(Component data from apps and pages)
+--

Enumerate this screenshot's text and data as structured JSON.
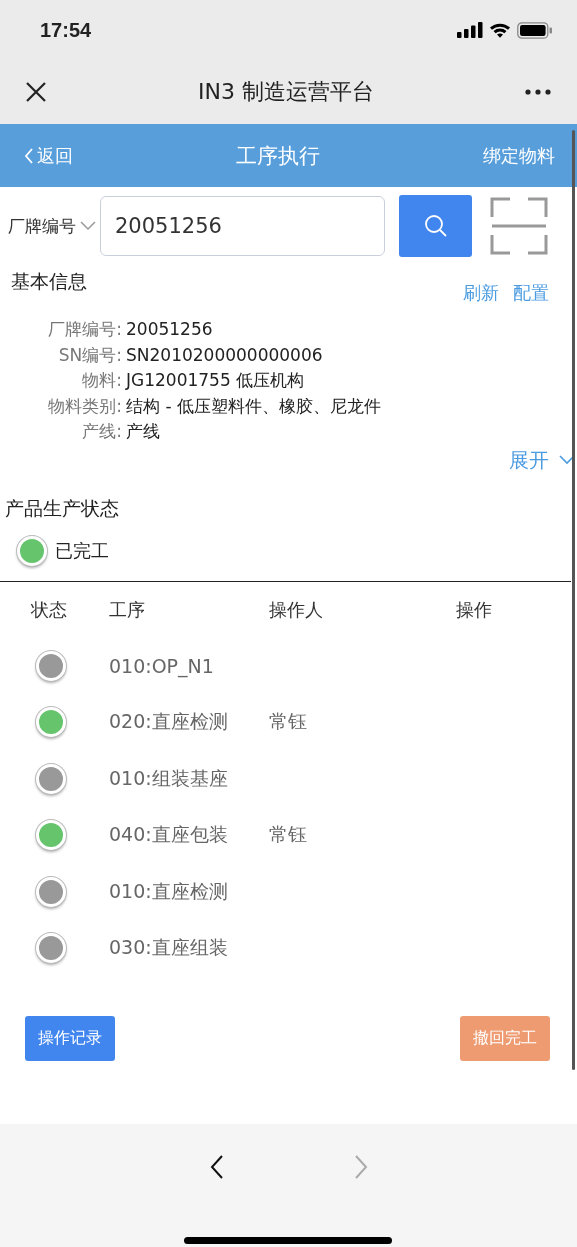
{
  "status_bar": {
    "time": "17:54"
  },
  "browser": {
    "title": "IN3 制造运营平台"
  },
  "header": {
    "back": "返回",
    "title": "工序执行",
    "action": "绑定物料"
  },
  "search": {
    "field_type": "厂牌编号",
    "value": "20051256"
  },
  "basic_info": {
    "title": "基本信息",
    "actions": [
      "刷新",
      "配置"
    ],
    "fields": [
      {
        "label": "厂牌编号:",
        "value": "20051256"
      },
      {
        "label": "SN编号:",
        "value": "SN2010200000000006"
      },
      {
        "label": "物料:",
        "value": "JG12001755 低压机构"
      },
      {
        "label": "物料类别:",
        "value": "结构 - 低压塑料件、橡胶、尼龙件"
      },
      {
        "label": "产线:",
        "value": "产线"
      }
    ],
    "expand": "展开"
  },
  "production_status": {
    "title": "产品生产状态",
    "done": true,
    "label": "已完工"
  },
  "table": {
    "columns": [
      "状态",
      "工序",
      "操作人",
      "操作"
    ],
    "rows": [
      {
        "done": false,
        "step": "010:OP_N1"
      },
      {
        "done": true,
        "step": "020:直座检测",
        "operator": "常钰"
      },
      {
        "done": false,
        "step": "010:组装基座"
      },
      {
        "done": true,
        "step": "040:直座包装",
        "operator": "常钰"
      },
      {
        "done": false,
        "step": "010:直座检测"
      },
      {
        "done": false,
        "step": "030:直座组装"
      }
    ]
  },
  "buttons": [
    {
      "label": "操作记录",
      "kind": "primary"
    },
    {
      "label": "撤回完工",
      "kind": "warning"
    }
  ],
  "browser_nav": {
    "back_disabled": false,
    "forward_disabled": true
  }
}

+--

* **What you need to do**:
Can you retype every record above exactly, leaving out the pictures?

* **Completed exercise**:
Enumerate this screenshot's text and data as structured JSON.
{
  "status_bar": {
    "time": "17:54"
  },
  "browser": {
    "title": "IN3 制造运营平台"
  },
  "header": {
    "back": "返回",
    "title": "工序执行",
    "action": "绑定物料"
  },
  "search": {
    "field_type": "厂牌编号",
    "value": "20051256"
  },
  "basic_info": {
    "title": "基本信息",
    "actions": [
      "刷新",
      "配置"
    ],
    "fields": [
      {
        "label": "厂牌编号:",
        "value": "20051256"
      },
      {
        "label": "SN编号:",
        "value": "SN2010200000000006"
      },
      {
        "label": "物料:",
        "value": "JG12001755 低压机构"
      },
      {
        "label": "物料类别:",
        "value": "结构 - 低压塑料件、橡胶、尼龙件"
      },
      {
        "label": "产线:",
        "value": "产线"
      }
    ],
    "expand": "展开"
  },
  "production_status": {
    "title": "产品生产状态",
    "done": true,
    "label": "已完工"
  },
  "table": {
    "columns": [
      "状态",
      "工序",
      "操作人",
      "操作"
    ],
    "rows": [
      {
        "done": false,
        "step": "010:OP_N1"
      },
      {
        "done": true,
        "step": "020:直座检测",
        "operator": "常钰"
      },
      {
        "done": false,
        "step": "010:组装基座"
      },
      {
        "done": true,
        "step": "040:直座包装",
        "operator": "常钰"
      },
      {
        "done": false,
        "step": "010:直座检测"
      },
      {
        "done": false,
        "step": "030:直座组装"
      }
    ]
  },
  "buttons": [
    {
      "label": "操作记录",
      "kind": "primary"
    },
    {
      "label": "撤回完工",
      "kind": "warning"
    }
  ],
  "browser_nav": {
    "back_disabled": false,
    "forward_disabled": true
  }
}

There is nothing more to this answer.